(Ginter) “To just address that disconnect. You’re young, you’re 15, you’re 16, every problem you face in the world is gigantic. The barriers that you build up before yourself when you’re that young, that [adults] know from experience can be overcome, seems insurmountable. That’s part of that disconnect, is that lack of experience that says, ‘I can overcome this problem and come out okay.'”
(Van Hoesen) More than 400 people attended the service. And more than a hundred of them were students. Dave Ginter was asked to speak.
(Ginter) “I spoke directly to the students. And I wanted them to use the emptiness that they felt inside of them at that moment, to use that to understand that this is not the answer to anything. If you could somehow capture that emotion that people feel at the loss of such a promising life, and get young people to understand that this is a very permanent solution to what by all accounts is probably a temporary problem, just work through what you have to do now.”
(Van Hoesen) Ginter says it was the Stones and that straightforward obituary in the newspaper that gave him the opportunity to be honest with the students at the memorial service. And to help them heal. He believes the family’s openness will help them heal, too. Again, Doug and Terri Stone:
(Doug Stone) “There’s comfort in the details. Something happened and I want to know what happened to Kyle. It’s comforting to know that I can maybe grasp what happened.
(Terri Stone) “I don’t have any shame about it. I have a tremendous sense of loss, I have a tremendous emptiness inside of me. And I have regrets, a million of them.”
(Van Hoesen) Terri Stone is looking into starting an organization to promote parental awareness on teenage suicide. It will be called Adolescent Suicide Awareness for Parents: ASAP.
For Vermont Public Radio, I’m John Van Hoesen.
Related links and resources:
First Call crisis hotline: (802) 864-7777
American Academy of Pediatrics provides information to pediatricians on warning signs of suicidal and presuicidal behavior.
Vermont Youth Risk Behavior Survey presents data gathered from Vermont youth on a range of topics, including suicide.
Centers for Disease Control provides general information on suicide in all age groups in the United States.

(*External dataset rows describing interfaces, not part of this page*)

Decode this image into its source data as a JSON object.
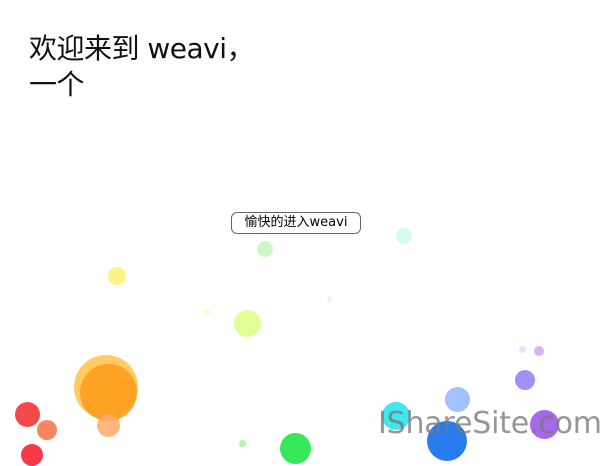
{
  "headline": {
    "line1": "欢迎来到 weavi，",
    "line2": "一个"
  },
  "enter_button": {
    "label": "愉快的进入weavi"
  },
  "watermark": {
    "text": "IShareSite.com"
  },
  "colors": {
    "background": "#ffffff",
    "text": "#111111",
    "button_border": "#666666",
    "watermark": "#787878"
  }
}
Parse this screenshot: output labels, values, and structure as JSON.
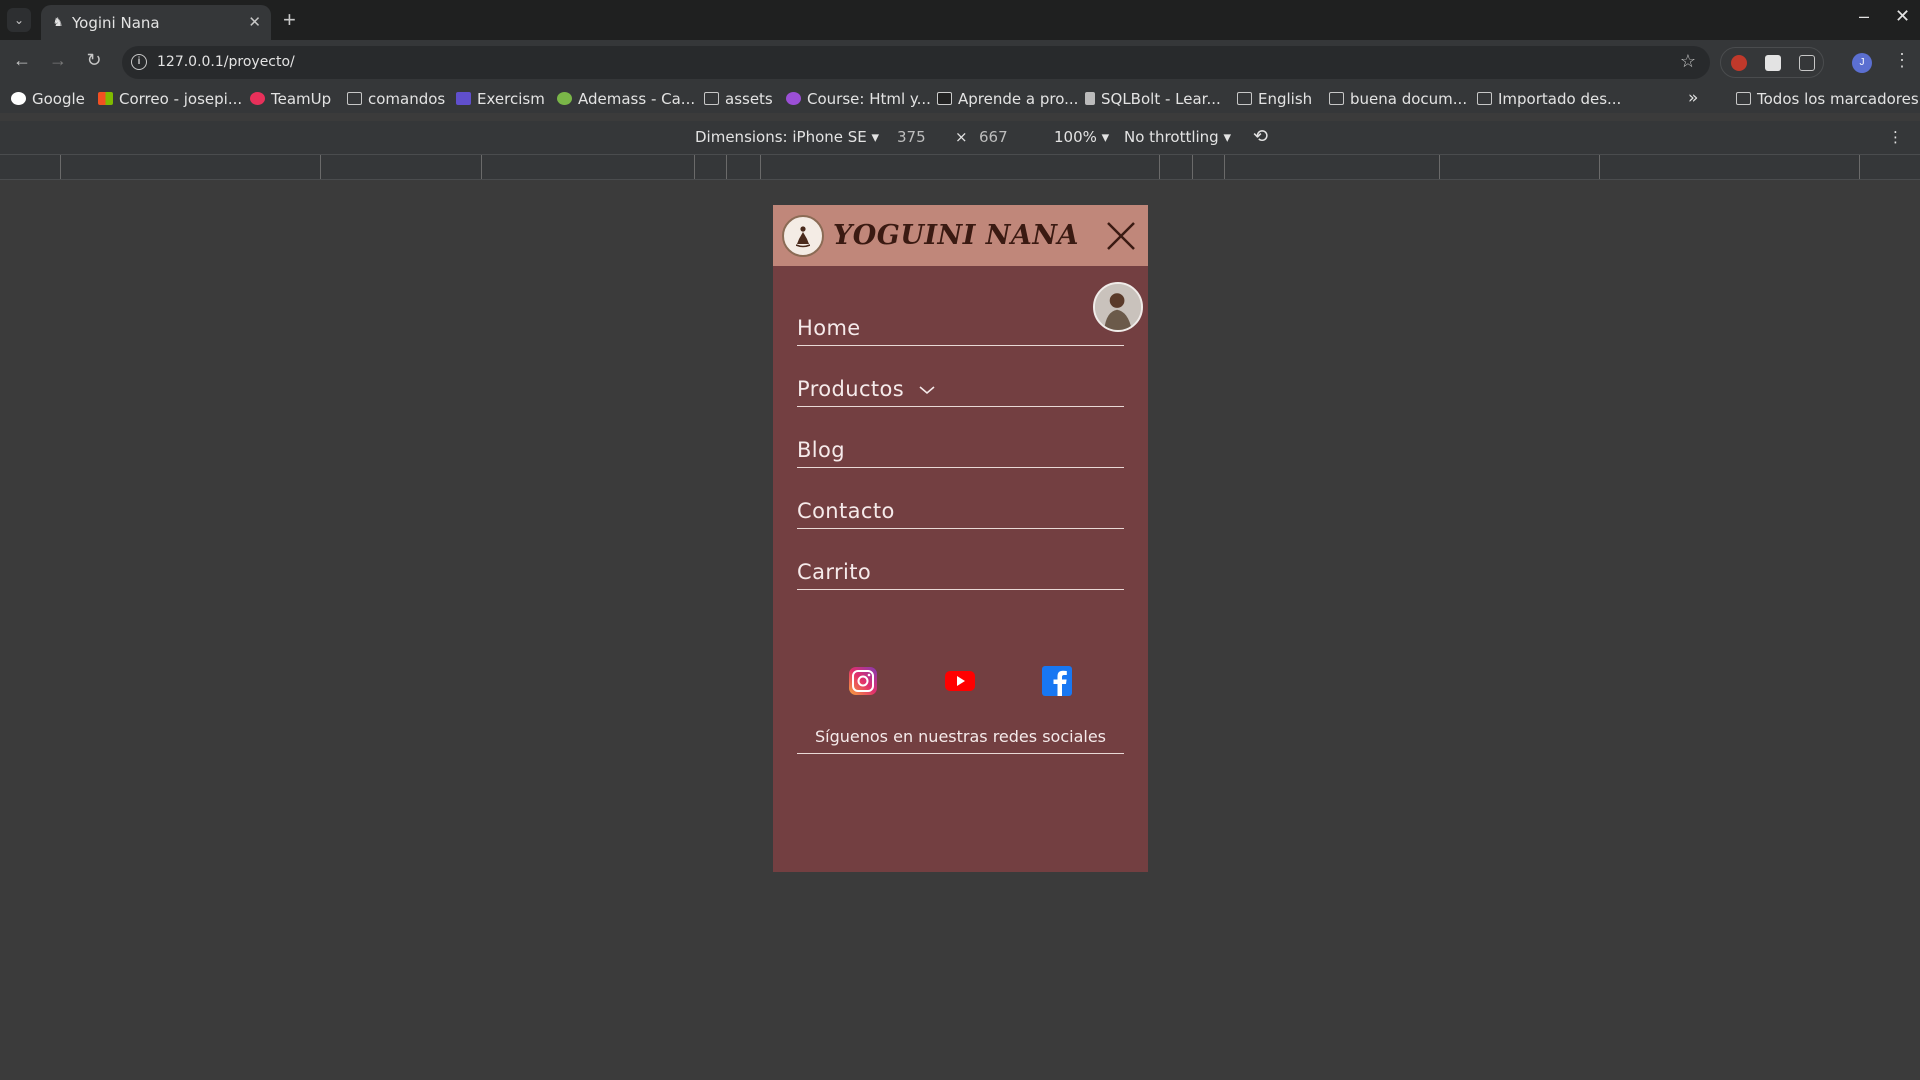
{
  "browser": {
    "tab_title": "Yogini Nana",
    "url": "127.0.0.1/proyecto/",
    "bookmarks": [
      {
        "label": "Google",
        "icon": "google-icon"
      },
      {
        "label": "Correo - josepi...",
        "icon": "microsoft-icon"
      },
      {
        "label": "TeamUp",
        "icon": "teamup-icon"
      },
      {
        "label": "comandos",
        "icon": "folder-icon"
      },
      {
        "label": "Exercism",
        "icon": "exercism-icon"
      },
      {
        "label": "Ademass - Ca...",
        "icon": "ademass-icon"
      },
      {
        "label": "assets",
        "icon": "folder-icon"
      },
      {
        "label": "Course: Html y...",
        "icon": "course-icon"
      },
      {
        "label": "Aprende a pro...",
        "icon": "aprende-icon"
      },
      {
        "label": "SQLBolt - Lear...",
        "icon": "sqlbolt-icon"
      },
      {
        "label": "English",
        "icon": "folder-icon"
      },
      {
        "label": "buena docum...",
        "icon": "folder-icon"
      },
      {
        "label": "Importado des...",
        "icon": "folder-icon"
      }
    ],
    "bookmarks_overflow": "»",
    "all_bookmarks": "Todos los marcadores",
    "profile_initial": "J"
  },
  "devtools": {
    "dimensions_label": "Dimensions: iPhone SE ▾",
    "width": "375",
    "times": "×",
    "height": "667",
    "zoom": "100% ▾",
    "throttling": "No throttling ▾"
  },
  "site": {
    "brand": "YOGUINI NANA",
    "nav": [
      {
        "label": "Home"
      },
      {
        "label": "Productos",
        "has_dropdown": true
      },
      {
        "label": "Blog"
      },
      {
        "label": "Contacto"
      },
      {
        "label": "Carrito"
      }
    ],
    "follow_text": "Síguenos en nuestras redes sociales",
    "colors": {
      "header_bg": "#c0877a",
      "menu_bg": "#733f41",
      "brand_text": "#3a1a12",
      "nav_text": "#f5eaea"
    }
  }
}
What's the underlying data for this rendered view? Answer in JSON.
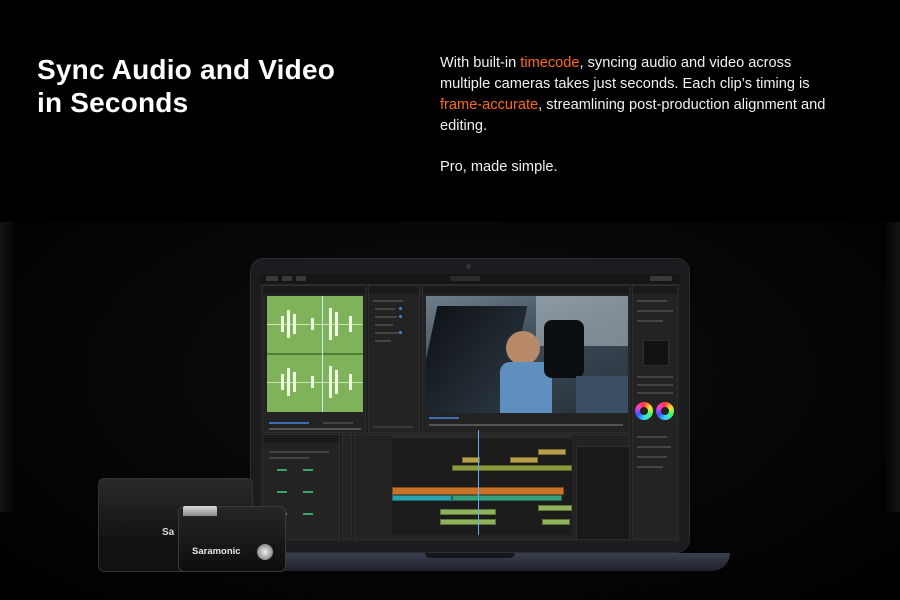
{
  "hero": {
    "title_line1": "Sync Audio and Video",
    "title_line2": "in Seconds",
    "para_1": "With built-in ",
    "highlight_1": "timecode",
    "para_2": ", syncing audio and video across multiple cameras takes just seconds. Each clip’s timing is ",
    "highlight_2": "frame-accurate",
    "para_3": ", streamlining post-production alignment and editing.",
    "tagline": "Pro, made simple."
  },
  "devices": {
    "receiver_brand": "Sa",
    "transmitter_brand": "Saramonic"
  },
  "colors": {
    "accent": "#ff6a1a",
    "waveform": "#7fb35a",
    "background": "#000000"
  },
  "icons": [
    "video-editor-screen",
    "color-wheel-icon",
    "power-button-icon"
  ]
}
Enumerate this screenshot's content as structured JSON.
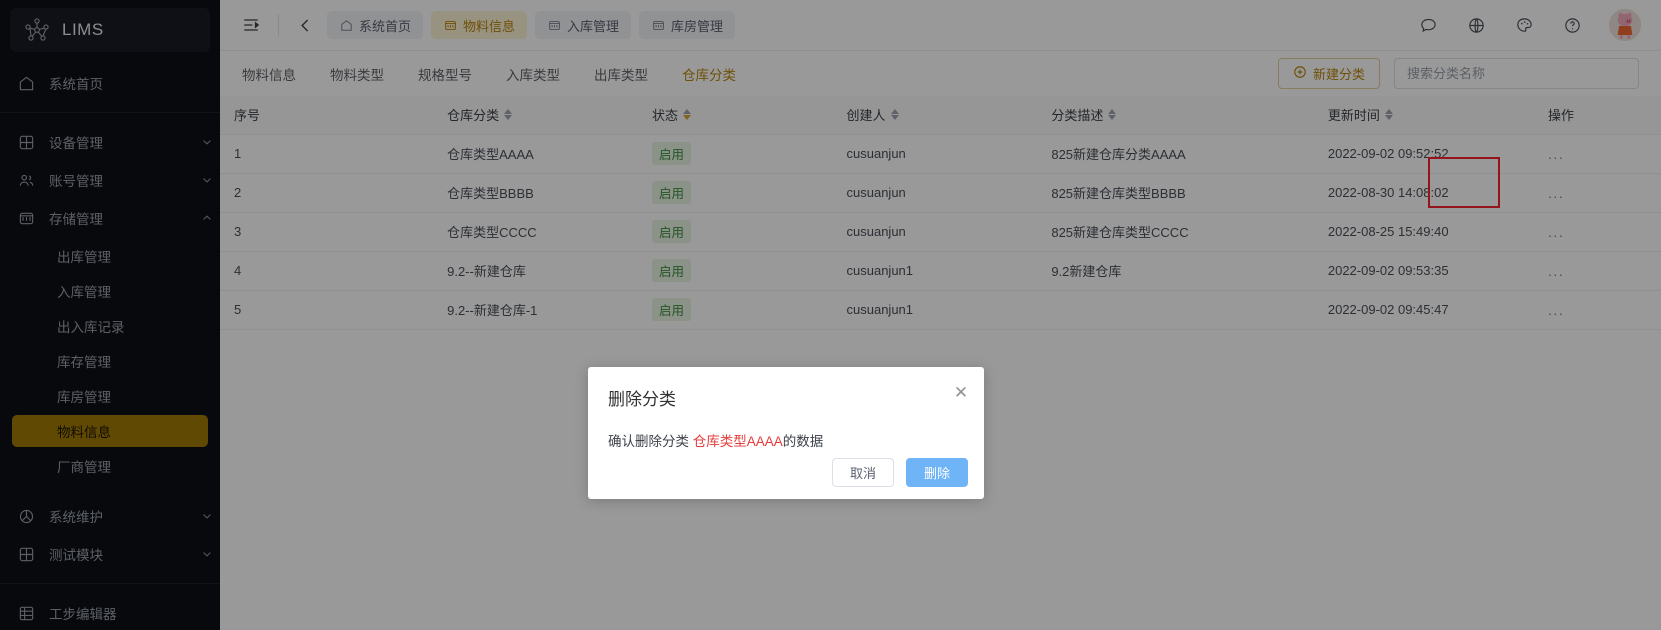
{
  "sidebar": {
    "brand": {
      "title": "LIMS",
      "logo_icon": "molecule-logo-icon"
    },
    "home": {
      "label": "系统首页",
      "icon": "home-icon"
    },
    "groups": [
      {
        "label": "设备管理",
        "icon": "grid-icon",
        "chevron": "chevron-down-icon"
      },
      {
        "label": "账号管理",
        "icon": "users-icon",
        "chevron": "chevron-down-icon"
      },
      {
        "label": "存储管理",
        "icon": "storage-icon",
        "chevron": "chevron-up-icon"
      }
    ],
    "storage_children": [
      {
        "label": "出库管理",
        "active": false
      },
      {
        "label": "入库管理",
        "active": false
      },
      {
        "label": "出入库记录",
        "active": false
      },
      {
        "label": "库存管理",
        "active": false
      },
      {
        "label": "库房管理",
        "active": false
      },
      {
        "label": "物料信息",
        "active": true
      },
      {
        "label": "厂商管理",
        "active": false
      }
    ],
    "groups_bottom": [
      {
        "label": "系统维护",
        "icon": "wrench-icon",
        "chevron": "chevron-down-icon"
      },
      {
        "label": "测试模块",
        "icon": "grid-icon",
        "chevron": "chevron-down-icon"
      }
    ],
    "footer_item": {
      "label": "工步编辑器",
      "icon": "table-icon"
    }
  },
  "topbar": {
    "collapse_icon": "collapse-menu-icon",
    "back_icon": "chevron-left-icon",
    "tabs": [
      {
        "label": "系统首页",
        "icon": "home-icon",
        "active": false
      },
      {
        "label": "物料信息",
        "icon": "storage-icon",
        "active": true
      },
      {
        "label": "入库管理",
        "icon": "storage-icon",
        "active": false
      },
      {
        "label": "库房管理",
        "icon": "storage-icon",
        "active": false
      }
    ],
    "right_icons": [
      {
        "name": "message-icon"
      },
      {
        "name": "globe-icon"
      },
      {
        "name": "palette-icon"
      },
      {
        "name": "help-icon"
      }
    ],
    "avatar": "user-avatar"
  },
  "subnav": {
    "tabs": [
      {
        "label": "物料信息",
        "active": false
      },
      {
        "label": "物料类型",
        "active": false
      },
      {
        "label": "规格型号",
        "active": false
      },
      {
        "label": "入库类型",
        "active": false
      },
      {
        "label": "出库类型",
        "active": false
      },
      {
        "label": "仓库分类",
        "active": true
      }
    ],
    "new_button": {
      "label": "新建分类",
      "icon": "plus-circle-icon"
    },
    "search": {
      "value": "",
      "placeholder": "搜索分类名称"
    }
  },
  "table": {
    "columns": [
      {
        "label": "序号",
        "sortable": false
      },
      {
        "label": "仓库分类",
        "sortable": true,
        "sort_state": "none"
      },
      {
        "label": "状态",
        "sortable": true,
        "sort_state": "desc"
      },
      {
        "label": "创建人",
        "sortable": true,
        "sort_state": "none"
      },
      {
        "label": "分类描述",
        "sortable": true,
        "sort_state": "none"
      },
      {
        "label": "更新时间",
        "sortable": true,
        "sort_state": "none"
      },
      {
        "label": "操作",
        "sortable": false
      }
    ],
    "rows": [
      {
        "idx": "1",
        "name": "仓库类型AAAA",
        "state": "启用",
        "user": "cusuanjun",
        "desc": "825新建仓库分类AAAA",
        "time": "2022-09-02 09:52:52",
        "action": "..."
      },
      {
        "idx": "2",
        "name": "仓库类型BBBB",
        "state": "启用",
        "user": "cusuanjun",
        "desc": "825新建仓库类型BBBB",
        "time": "2022-08-30 14:08:02",
        "action": "..."
      },
      {
        "idx": "3",
        "name": "仓库类型CCCC",
        "state": "启用",
        "user": "cusuanjun",
        "desc": "825新建仓库类型CCCC",
        "time": "2022-08-25 15:49:40",
        "action": "..."
      },
      {
        "idx": "4",
        "name": "9.2--新建仓库",
        "state": "启用",
        "user": "cusuanjun1",
        "desc": "9.2新建仓库",
        "time": "2022-09-02 09:53:35",
        "action": "..."
      },
      {
        "idx": "5",
        "name": "9.2--新建仓库-1",
        "state": "启用",
        "user": "cusuanjun1",
        "desc": "",
        "time": "2022-09-02 09:45:47",
        "action": "..."
      }
    ]
  },
  "modal": {
    "title": "删除分类",
    "close_icon": "close-icon",
    "message_prefix": "确认删除分类 ",
    "message_target": "仓库类型AAAA",
    "message_suffix": "的数据",
    "cancel_label": "取消",
    "confirm_label": "删除"
  },
  "colors": {
    "sidebar_bg": "#0d1017",
    "accent_gold": "#b8860b",
    "active_item_bg": "#a07a06",
    "status_green": "#3f8c3f",
    "danger_red": "#e43b3b",
    "primary_blue": "#6eb4f7",
    "annotation_red": "#f5222d"
  }
}
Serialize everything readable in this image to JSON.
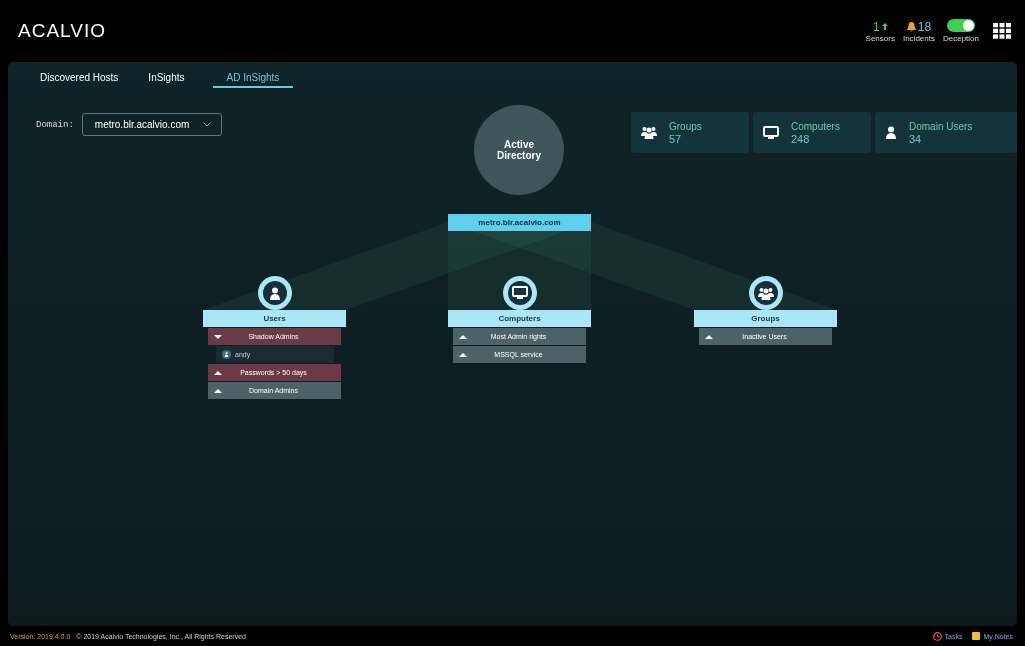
{
  "header": {
    "logo": "ACALVIO",
    "sensors": {
      "value": "1",
      "label": "Sensors"
    },
    "incidents": {
      "value": "18",
      "label": "Incidents"
    },
    "deception": {
      "label": "Deception",
      "on": true
    }
  },
  "tabs": [
    {
      "label": "Discovered Hosts",
      "selected": false
    },
    {
      "label": "InSights",
      "selected": false
    },
    {
      "label": "AD InSights",
      "selected": true
    }
  ],
  "domain": {
    "label": "Domain:",
    "value": "metro.blr.acalvio.com"
  },
  "stats": [
    {
      "kind": "groups",
      "label": "Groups",
      "value": "57"
    },
    {
      "kind": "computers",
      "label": "Computers",
      "value": "248"
    },
    {
      "kind": "users",
      "label": "Domain Users",
      "value": "34"
    }
  ],
  "diagram": {
    "root": "Active Directory",
    "domain": "metro.blr.acalvio.com",
    "categories": [
      {
        "kind": "users",
        "label": "Users",
        "items": [
          {
            "label": "Shadow Admins",
            "alert": true,
            "expanded": true,
            "children": [
              {
                "label": "andy"
              }
            ]
          },
          {
            "label": "Passwords > 50 days",
            "alert": true,
            "expanded": false
          },
          {
            "label": "Domain Admins",
            "alert": false,
            "expanded": false
          }
        ]
      },
      {
        "kind": "computers",
        "label": "Computers",
        "items": [
          {
            "label": "Most Admin rights",
            "alert": false,
            "expanded": false
          },
          {
            "label": "MSSQL service",
            "alert": false,
            "expanded": false
          }
        ]
      },
      {
        "kind": "groups",
        "label": "Groups",
        "items": [
          {
            "label": "Inactive Users",
            "alert": false,
            "expanded": false
          }
        ]
      }
    ]
  },
  "footer": {
    "version": "Version: 2019.4.0.0",
    "copyright": "© 2019 Acalvio Technologies, Inc., All Rights Reserved",
    "tasks": "Tasks",
    "notes": "My Notes"
  }
}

Adolescent and School Health Summary Results for Vermont provides CDC information that is specific to Vermont youth.
State of Vermont Vital Statistics assembles demographic data on caus